Provided records:

▼

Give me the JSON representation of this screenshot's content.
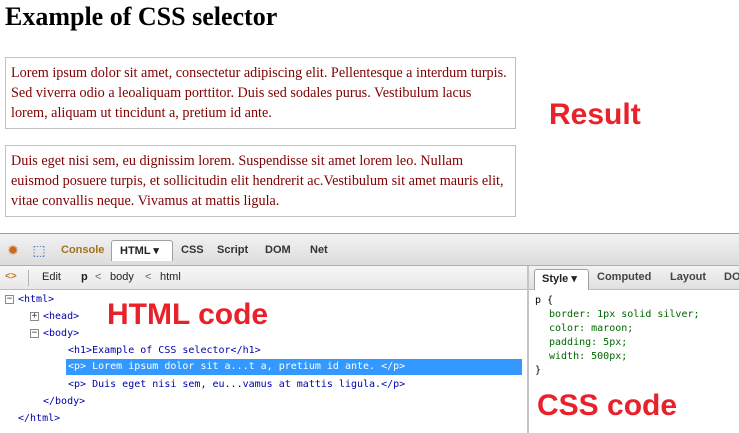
{
  "page": {
    "title": "Example of CSS selector",
    "paragraph1": "Lorem ipsum dolor sit amet, consectetur adipiscing elit. Pellentesque a interdum turpis. Sed viverra odio a leoaliquam porttitor. Duis sed sodales purus. Vestibulum lacus lorem, aliquam ut tincidunt a, pretium id ante.",
    "paragraph2": "Duis eget nisi sem, eu dignissim lorem. Suspendisse sit amet lorem leo. Nullam euismod posuere turpis, et sollicitudin elit hendrerit ac.Vestibulum sit amet mauris elit, vitae convallis neque. Vivamus at mattis ligula."
  },
  "annotations": {
    "result": "Result",
    "html_code": "HTML code",
    "css_code": "CSS code"
  },
  "devtools": {
    "toolbar": {
      "bug_icon": "firebug-icon",
      "inspect_icon": "inspect-icon",
      "tabs": [
        "Console",
        "HTML ▾",
        "CSS",
        "Script",
        "DOM",
        "Net"
      ]
    },
    "breadcrumb": {
      "edit": "Edit",
      "items": [
        "p",
        "body",
        "html"
      ],
      "separator": "<"
    },
    "html_tree": {
      "lines": [
        "<html>",
        "<head>",
        "<body>",
        "<h1>Example of CSS selector</h1>",
        "<p> Lorem ipsum dolor sit a...t a, pretium id ante. </p>",
        "<p> Duis eget nisi sem, eu...vamus at mattis ligula.</p>",
        "</body>",
        "</html>"
      ]
    },
    "side_panel": {
      "tabs": [
        "Style ▾",
        "Computed",
        "Layout",
        "DOM"
      ],
      "css_lines": [
        "p {",
        "border: 1px solid silver;",
        "color: maroon;",
        "padding: 5px;",
        "width: 500px;",
        "}"
      ]
    }
  }
}
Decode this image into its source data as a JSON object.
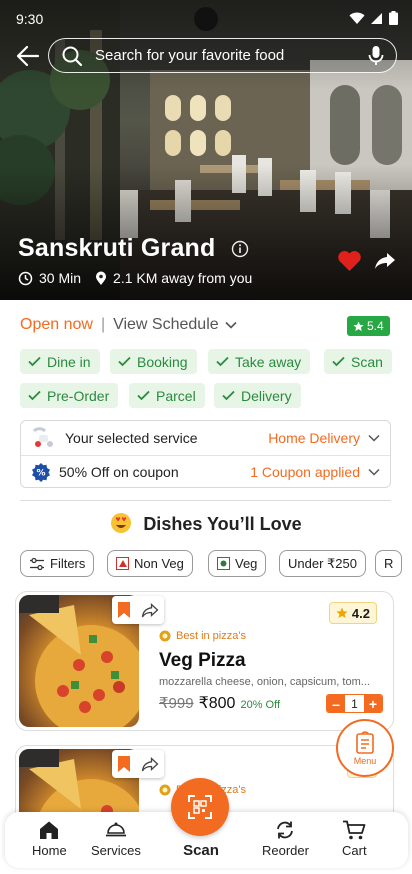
{
  "status": {
    "time": "9:30"
  },
  "search": {
    "placeholder": "Search for your favorite food"
  },
  "restaurant": {
    "name": "Sanskruti Grand",
    "time": "30 Min",
    "distance": "2.1 KM away from you",
    "open_status": "Open now",
    "schedule_label": "View Schedule",
    "rating": "5.4"
  },
  "services": [
    "Dine in",
    "Booking",
    "Take away",
    "Scan",
    "Pre-Order",
    "Parcel",
    "Delivery"
  ],
  "service_box": {
    "service_label": "Your selected service",
    "service_value": "Home Delivery",
    "coupon_label": "50% Off on coupon",
    "coupon_value": "1 Coupon applied"
  },
  "dishes_title": "Dishes You’ll Love",
  "filters": [
    "Filters",
    "Non Veg",
    "Veg",
    "Under ₹250",
    "R"
  ],
  "dishes": [
    {
      "badge": "Best in pizza's",
      "name": "Veg Pizza",
      "description": "mozzarella cheese, onion, capsicum, tom...",
      "old_price": "₹999",
      "new_price": "₹800",
      "discount": "20% Off",
      "rating": "4.2",
      "quantity": "1"
    },
    {
      "badge": "Best in pizza's"
    }
  ],
  "menu_fab_label": "Menu",
  "nav": {
    "home": "Home",
    "services": "Services",
    "scan": "Scan",
    "reorder": "Reorder",
    "cart": "Cart"
  },
  "colors": {
    "accent": "#f26b21",
    "green": "#2b8a3e",
    "chip_bg": "#e6f5e6",
    "heart": "#e0201b"
  }
}
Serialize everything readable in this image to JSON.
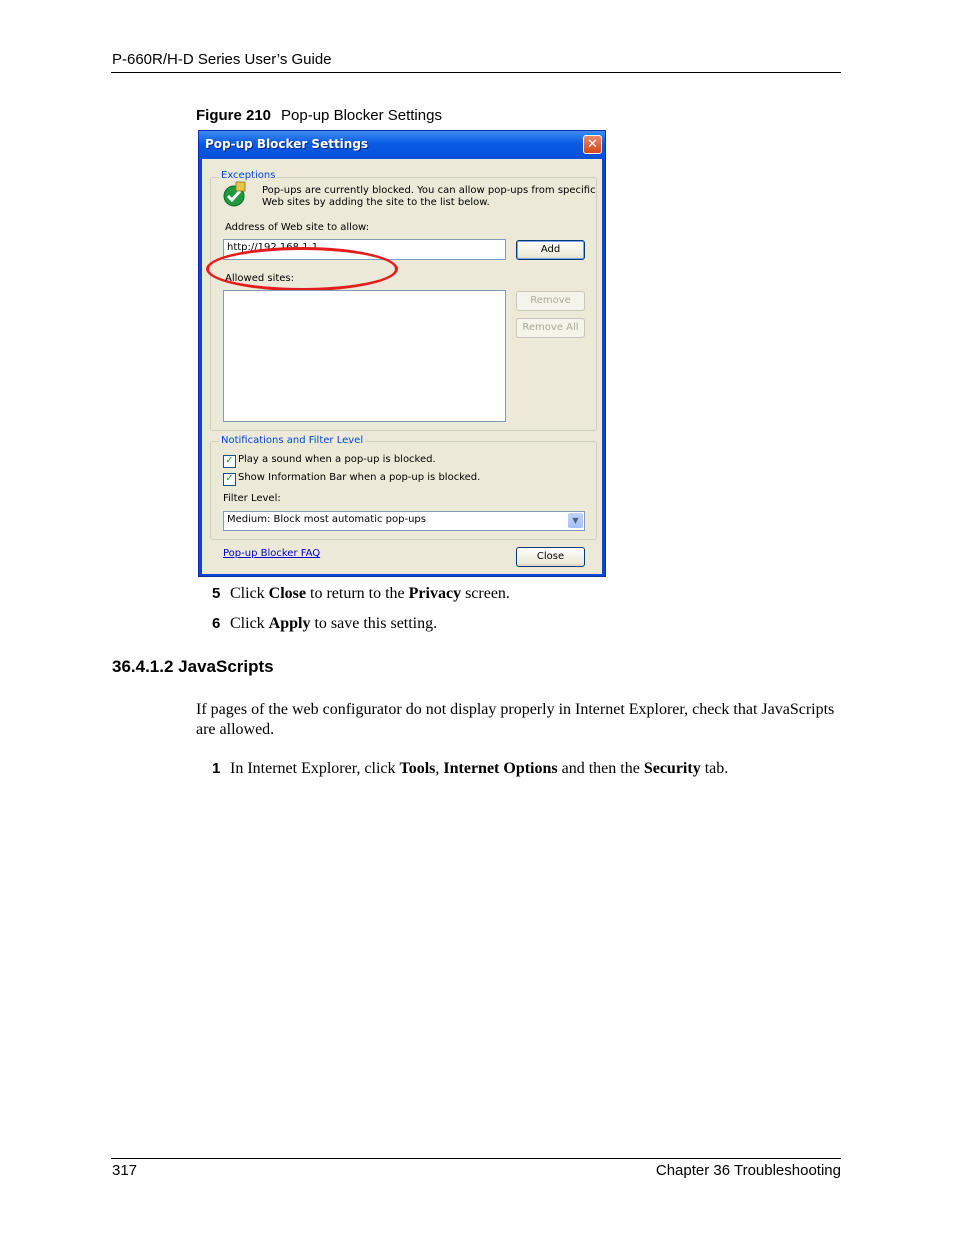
{
  "page": {
    "header": "P-660R/H-D Series User’s Guide",
    "footer_page": "317",
    "footer_chapter": "Chapter 36 Troubleshooting"
  },
  "figure": {
    "label": "Figure 210",
    "caption": "Pop-up Blocker Settings"
  },
  "dialog": {
    "title": "Pop-up Blocker Settings",
    "close_glyph": "✕",
    "exceptions": {
      "legend": "Exceptions",
      "info_line1": "Pop-ups are currently blocked.  You can allow pop-ups from specific",
      "info_line2": "Web sites by adding the site to the list below.",
      "address_label": "Address of Web site to allow:",
      "address_value": "http://192.168.1.1",
      "add_button": "Add",
      "allowed_label": "Allowed sites:",
      "remove_button": "Remove",
      "remove_all_button": "Remove All"
    },
    "notifications": {
      "legend": "Notifications and Filter Level",
      "play_sound": "Play a sound when a pop-up is blocked.",
      "show_info_bar": "Show Information Bar when a pop-up is blocked.",
      "filter_level_label": "Filter Level:",
      "filter_level_value": "Medium: Block most automatic pop-ups"
    },
    "faq_link": "Pop-up Blocker FAQ",
    "close_button": "Close"
  },
  "steps_a": [
    {
      "num": "5",
      "pre": "Click ",
      "bold": "Close",
      "mid": " to return to the ",
      "bold2": "Privacy",
      "post": " screen."
    },
    {
      "num": "6",
      "pre": "Click ",
      "bold": "Apply",
      "post": " to save this setting."
    }
  ],
  "section": {
    "heading": "36.4.1.2  JavaScripts",
    "paragraph": "If pages of the web configurator do not display properly in Internet Explorer, check that JavaScripts are allowed."
  },
  "steps_b": [
    {
      "num": "1",
      "pre": "In Internet Explorer, click ",
      "bold": "Tools",
      "sep": ", ",
      "bold2": "Internet Options",
      "mid": " and then the ",
      "bold3": "Security",
      "post": " tab."
    }
  ]
}
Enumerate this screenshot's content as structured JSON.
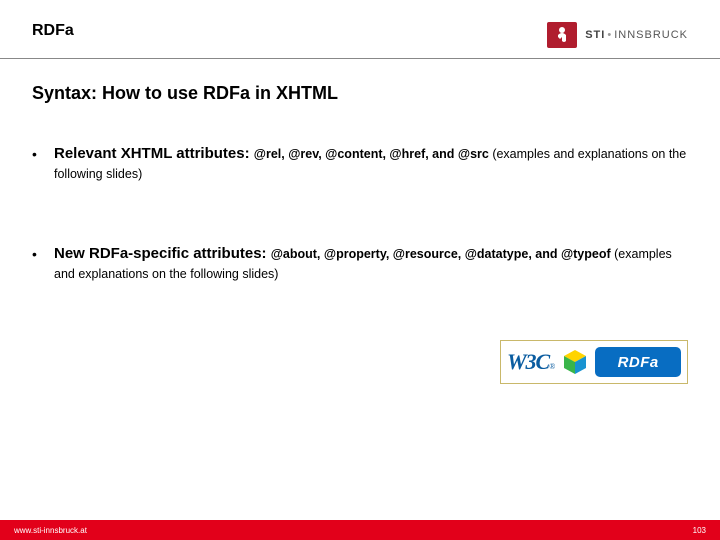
{
  "header": {
    "title": "RDFa",
    "brand_main": "STI",
    "brand_sep": "•",
    "brand_sub": "INNSBRUCK"
  },
  "title": "Syntax: How to use RDFa in XHTML",
  "bullets": [
    {
      "lead": "Relevant XHTML attributes: ",
      "attrs": "@rel, @rev, @content, @href, and @src",
      "tail": " (examples and explanations on the following slides)"
    },
    {
      "lead": "New RDFa-specific attributes: ",
      "attrs": "@about, @property, @resource, @datatype, and @typeof",
      "tail": " (examples and explanations on the following slides)"
    }
  ],
  "badge": {
    "w3c": "W3C",
    "reg": "®",
    "rdfa": "RDFa"
  },
  "footer": {
    "url": "www.sti-innsbruck.at",
    "page": "103"
  }
}
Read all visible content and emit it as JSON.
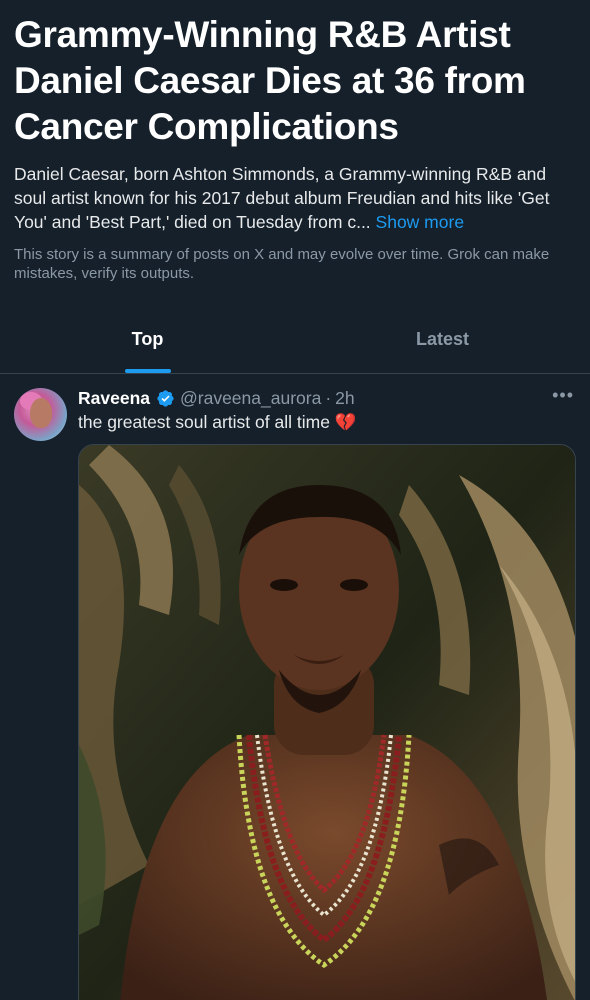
{
  "story": {
    "headline": "Grammy-Winning R&B Artist Daniel Caesar Dies at 36 from Cancer Complications",
    "summary": "Daniel Caesar, born Ashton Simmonds, a Grammy-winning R&B and soul artist known for his 2017 debut album Freudian and hits like 'Get You' and 'Best Part,' died on Tuesday from c...",
    "show_more_label": "Show more",
    "disclaimer": "This story is a summary of posts on X and may evolve over time. Grok can make mistakes, verify its outputs."
  },
  "tabs": [
    {
      "label": "Top",
      "active": true
    },
    {
      "label": "Latest",
      "active": false
    }
  ],
  "post": {
    "author": "Raveena",
    "handle": "@raveena_aurora",
    "separator": "·",
    "time": "2h",
    "text": "the greatest soul artist of all time",
    "emoji": "💔",
    "verified": true,
    "more_icon": "more-horizontal-icon",
    "avatar_icon": "avatar",
    "media_icon": "photo"
  },
  "colors": {
    "background": "#15202b",
    "accent": "#1d9bf0",
    "muted": "#8b98a5",
    "border": "#38444d"
  }
}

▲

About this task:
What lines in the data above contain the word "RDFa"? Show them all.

Exercise result:
    "title": "RDFa",
  "title": "Syntax: How to use RDFa in XHTML",
      "lead": "New RDFa-specific attributes: ",
    "rdfa": "RDFa"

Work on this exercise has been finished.